▶ What the exercise asks: In the entries below, count every line that has the string "title", and answer with that count alone.

Data section Start Marker

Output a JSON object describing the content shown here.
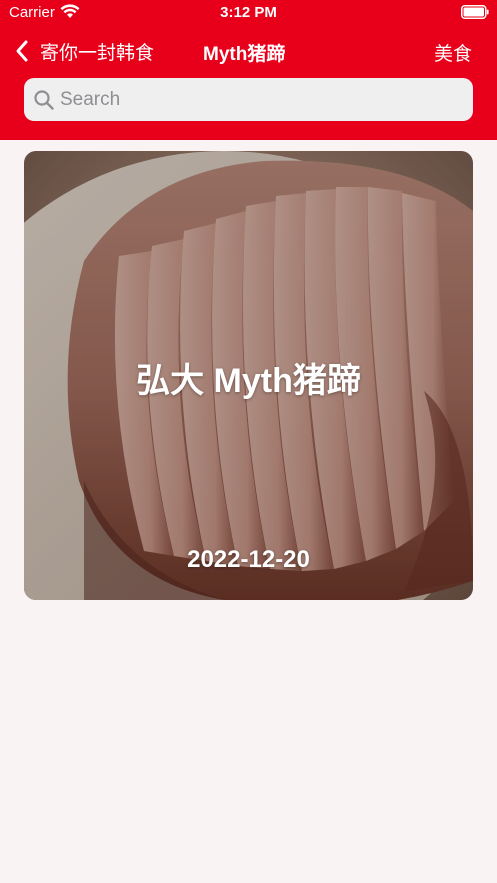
{
  "status_bar": {
    "carrier": "Carrier",
    "time": "3:12 PM",
    "wifi_icon": "wifi-icon",
    "battery_icon": "battery-icon"
  },
  "nav": {
    "back_label": "寄你一封韩食",
    "back_icon": "chevron-left-icon",
    "title": "Myth猪蹄",
    "right_label": "美食"
  },
  "search": {
    "placeholder": "Search",
    "value": "",
    "icon": "search-icon"
  },
  "cards": [
    {
      "title": "弘大 Myth猪蹄",
      "date": "2022-12-20",
      "image": "sliced-roast-pork-hock-photo"
    }
  ],
  "colors": {
    "header_red": "#e8001a",
    "page_background": "#f9f4f3",
    "search_background": "#efefef"
  }
}
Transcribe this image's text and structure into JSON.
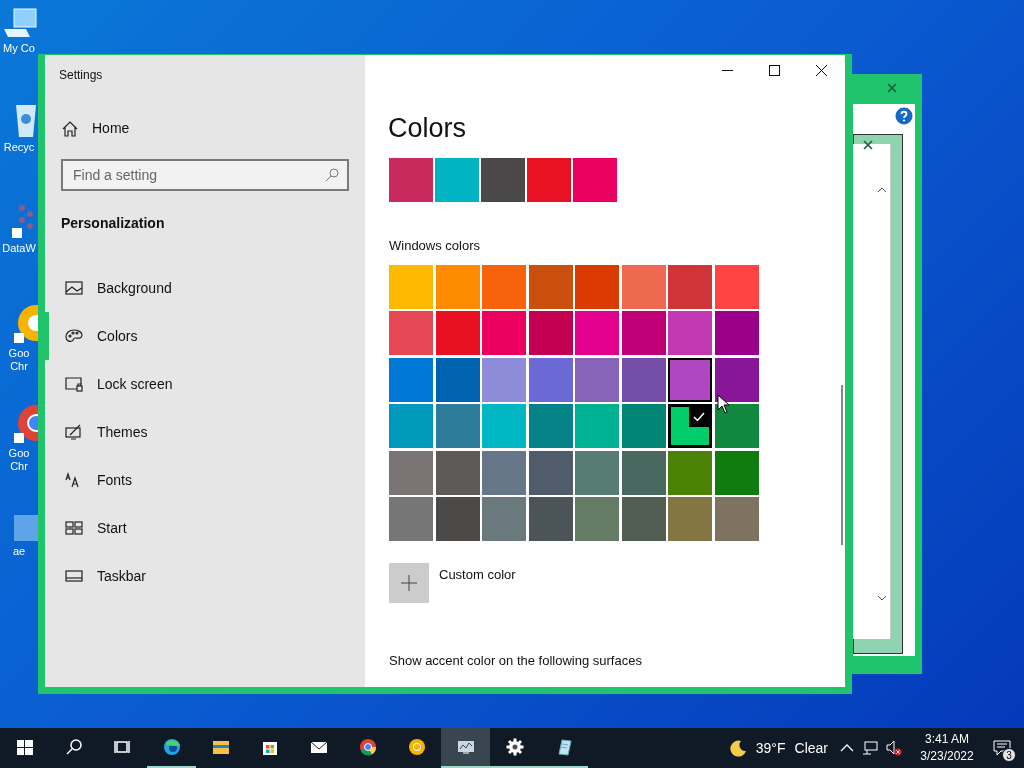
{
  "desktop_icons": [
    {
      "label": "My Co"
    },
    {
      "label": "Recyc"
    },
    {
      "label": "DataW"
    },
    {
      "label": "Goo\nChr"
    },
    {
      "label": "Goo\nChr"
    },
    {
      "label": "ae"
    }
  ],
  "window": {
    "title": "Settings"
  },
  "sidebar": {
    "home": "Home",
    "search": {
      "placeholder": "Find a setting"
    },
    "section": "Personalization",
    "items": [
      {
        "label": "Background",
        "selected": false
      },
      {
        "label": "Colors",
        "selected": true
      },
      {
        "label": "Lock screen",
        "selected": false
      },
      {
        "label": "Themes",
        "selected": false
      },
      {
        "label": "Fonts",
        "selected": false
      },
      {
        "label": "Start",
        "selected": false
      },
      {
        "label": "Taskbar",
        "selected": false
      }
    ]
  },
  "content": {
    "title": "Colors",
    "recent_colors": [
      {
        "color": "#c92a5d"
      },
      {
        "color": "#00b4c4"
      },
      {
        "color": "#4a4848"
      },
      {
        "color": "#e81224"
      },
      {
        "color": "#ea005e"
      }
    ],
    "windows_colors_label": "Windows colors",
    "windows_colors": [
      {
        "color": "#ffb900",
        "selected": false,
        "hovered": false
      },
      {
        "color": "#ff8c00",
        "selected": false,
        "hovered": false
      },
      {
        "color": "#f7630c",
        "selected": false,
        "hovered": false
      },
      {
        "color": "#ca5010",
        "selected": false,
        "hovered": false
      },
      {
        "color": "#da3b01",
        "selected": false,
        "hovered": false
      },
      {
        "color": "#ef6950",
        "selected": false,
        "hovered": false
      },
      {
        "color": "#d13438",
        "selected": false,
        "hovered": false
      },
      {
        "color": "#ff4343",
        "selected": false,
        "hovered": false
      },
      {
        "color": "#e74856",
        "selected": false,
        "hovered": false
      },
      {
        "color": "#e81123",
        "selected": false,
        "hovered": false
      },
      {
        "color": "#ea005e",
        "selected": false,
        "hovered": false
      },
      {
        "color": "#c30052",
        "selected": false,
        "hovered": false
      },
      {
        "color": "#e3008c",
        "selected": false,
        "hovered": false
      },
      {
        "color": "#bf0077",
        "selected": false,
        "hovered": false
      },
      {
        "color": "#c239b3",
        "selected": false,
        "hovered": false
      },
      {
        "color": "#9a0089",
        "selected": false,
        "hovered": false
      },
      {
        "color": "#0078d7",
        "selected": false,
        "hovered": false
      },
      {
        "color": "#0063b1",
        "selected": false,
        "hovered": false
      },
      {
        "color": "#8e8cd8",
        "selected": false,
        "hovered": false
      },
      {
        "color": "#6b69d6",
        "selected": false,
        "hovered": false
      },
      {
        "color": "#8764b8",
        "selected": false,
        "hovered": false
      },
      {
        "color": "#744da9",
        "selected": false,
        "hovered": false
      },
      {
        "color": "#b146c2",
        "selected": false,
        "hovered": true
      },
      {
        "color": "#881798",
        "selected": false,
        "hovered": false
      },
      {
        "color": "#0099bc",
        "selected": false,
        "hovered": false
      },
      {
        "color": "#2d7d9a",
        "selected": false,
        "hovered": false
      },
      {
        "color": "#00b7c3",
        "selected": false,
        "hovered": false
      },
      {
        "color": "#038387",
        "selected": false,
        "hovered": false
      },
      {
        "color": "#00b294",
        "selected": false,
        "hovered": false
      },
      {
        "color": "#018574",
        "selected": false,
        "hovered": false
      },
      {
        "color": "#00cc6a",
        "selected": true,
        "hovered": false
      },
      {
        "color": "#10893e",
        "selected": false,
        "hovered": false
      },
      {
        "color": "#7a7574",
        "selected": false,
        "hovered": false
      },
      {
        "color": "#5d5a58",
        "selected": false,
        "hovered": false
      },
      {
        "color": "#68768a",
        "selected": false,
        "hovered": false
      },
      {
        "color": "#515c6b",
        "selected": false,
        "hovered": false
      },
      {
        "color": "#567c73",
        "selected": false,
        "hovered": false
      },
      {
        "color": "#486860",
        "selected": false,
        "hovered": false
      },
      {
        "color": "#498205",
        "selected": false,
        "hovered": false
      },
      {
        "color": "#107c10",
        "selected": false,
        "hovered": false
      },
      {
        "color": "#767676",
        "selected": false,
        "hovered": false
      },
      {
        "color": "#4c4a48",
        "selected": false,
        "hovered": false
      },
      {
        "color": "#69797e",
        "selected": false,
        "hovered": false
      },
      {
        "color": "#4a5459",
        "selected": false,
        "hovered": false
      },
      {
        "color": "#647c64",
        "selected": false,
        "hovered": false
      },
      {
        "color": "#525e54",
        "selected": false,
        "hovered": false
      },
      {
        "color": "#847545",
        "selected": false,
        "hovered": false
      },
      {
        "color": "#7e735f",
        "selected": false,
        "hovered": false
      }
    ],
    "custom_color": "Custom color",
    "accent_surfaces_label": "Show accent color on the following surfaces"
  },
  "taskbar": {
    "apps": [
      {
        "running": false,
        "selected": false
      },
      {
        "running": false,
        "selected": false
      },
      {
        "running": false,
        "selected": false
      },
      {
        "running": true,
        "selected": false
      },
      {
        "running": false,
        "selected": false
      },
      {
        "running": false,
        "selected": false
      },
      {
        "running": false,
        "selected": false
      },
      {
        "running": false,
        "selected": false
      },
      {
        "running": false,
        "selected": false
      },
      {
        "running": true,
        "selected": true
      },
      {
        "running": true,
        "selected": false
      }
    ],
    "weather_temp": "39°F",
    "weather_text": "Clear",
    "time": "3:41 AM",
    "date": "3/23/2022",
    "notifications": "3"
  }
}
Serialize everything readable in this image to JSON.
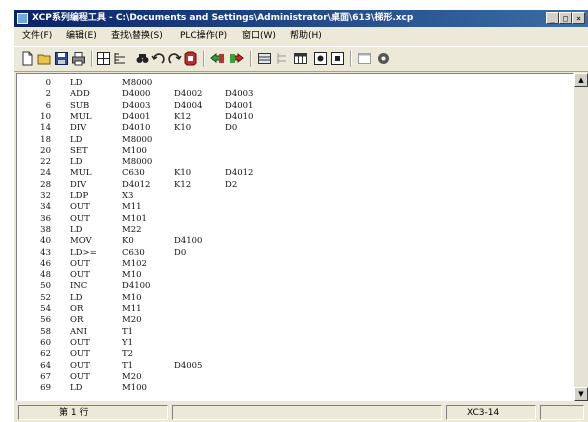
{
  "window": {
    "title": "XCP系列编程工具 - C:\\Documents and Settings\\Administrator\\桌面\\613\\梯形.xcp",
    "buttons": [
      "_",
      "□",
      "×"
    ]
  },
  "menu": [
    "文件(F)",
    "编辑(E)",
    "查找\\替换(S)",
    "PLC操作(P)",
    "窗口(W)",
    "帮助(H)"
  ],
  "toolbar_icons": [
    "new-file-icon",
    "open-folder-icon",
    "save-icon",
    "print-icon",
    "ladder-view-icon",
    "instruction-list-icon",
    "find-icon",
    "undo-icon",
    "redo-icon",
    "monitor-icon",
    "upload-icon",
    "download-icon",
    "grid-icon",
    "tree-icon",
    "table-icon",
    "run-icon",
    "stop-icon",
    "window-icon",
    "settings-icon"
  ],
  "program": [
    {
      "n": "0",
      "ins": "LD",
      "ops": [
        "M8000"
      ]
    },
    {
      "n": "2",
      "ins": "ADD",
      "ops": [
        "D4000",
        "D4002",
        "D4003"
      ]
    },
    {
      "n": "6",
      "ins": "SUB",
      "ops": [
        "D4003",
        "D4004",
        "D4001"
      ]
    },
    {
      "n": "10",
      "ins": "MUL",
      "ops": [
        "D4001",
        "K12",
        "D4010"
      ]
    },
    {
      "n": "14",
      "ins": "DIV",
      "ops": [
        "D4010",
        "K10",
        "D0"
      ]
    },
    {
      "n": "18",
      "ins": "LD",
      "ops": [
        "M8000"
      ]
    },
    {
      "n": "20",
      "ins": "SET",
      "ops": [
        "M100"
      ]
    },
    {
      "n": "22",
      "ins": "LD",
      "ops": [
        "M8000"
      ]
    },
    {
      "n": "24",
      "ins": "MUL",
      "ops": [
        "C630",
        "K10",
        "D4012"
      ]
    },
    {
      "n": "28",
      "ins": "DIV",
      "ops": [
        "D4012",
        "K12",
        "D2"
      ]
    },
    {
      "n": "32",
      "ins": "LDP",
      "ops": [
        "X3"
      ]
    },
    {
      "n": "34",
      "ins": "OUT",
      "ops": [
        "M11"
      ]
    },
    {
      "n": "36",
      "ins": "OUT",
      "ops": [
        "M101"
      ]
    },
    {
      "n": "38",
      "ins": "LD",
      "ops": [
        "M22"
      ]
    },
    {
      "n": "40",
      "ins": "MOV",
      "ops": [
        "K0",
        "D4100"
      ]
    },
    {
      "n": "43",
      "ins": "LD>=",
      "ops": [
        "C630",
        "D0"
      ]
    },
    {
      "n": "46",
      "ins": "OUT",
      "ops": [
        "M102"
      ]
    },
    {
      "n": "48",
      "ins": "OUT",
      "ops": [
        "M10"
      ]
    },
    {
      "n": "50",
      "ins": "INC",
      "ops": [
        "D4100"
      ]
    },
    {
      "n": "52",
      "ins": "LD",
      "ops": [
        "M10"
      ]
    },
    {
      "n": "54",
      "ins": "OR",
      "ops": [
        "M11"
      ]
    },
    {
      "n": "56",
      "ins": "OR",
      "ops": [
        "M20"
      ]
    },
    {
      "n": "58",
      "ins": "ANI",
      "ops": [
        "T1"
      ]
    },
    {
      "n": "60",
      "ins": "OUT",
      "ops": [
        "Y1"
      ]
    },
    {
      "n": "62",
      "ins": "OUT",
      "ops": [
        "T2"
      ]
    },
    {
      "n": "64",
      "ins": "OUT",
      "ops": [
        "T1",
        "D4005"
      ]
    },
    {
      "n": "67",
      "ins": "OUT",
      "ops": [
        "M20"
      ]
    },
    {
      "n": "69",
      "ins": "LD",
      "ops": [
        "M100"
      ]
    }
  ],
  "status": {
    "line": "第 1 行",
    "model": "XC3-14"
  }
}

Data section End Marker

▶ Your solution: 5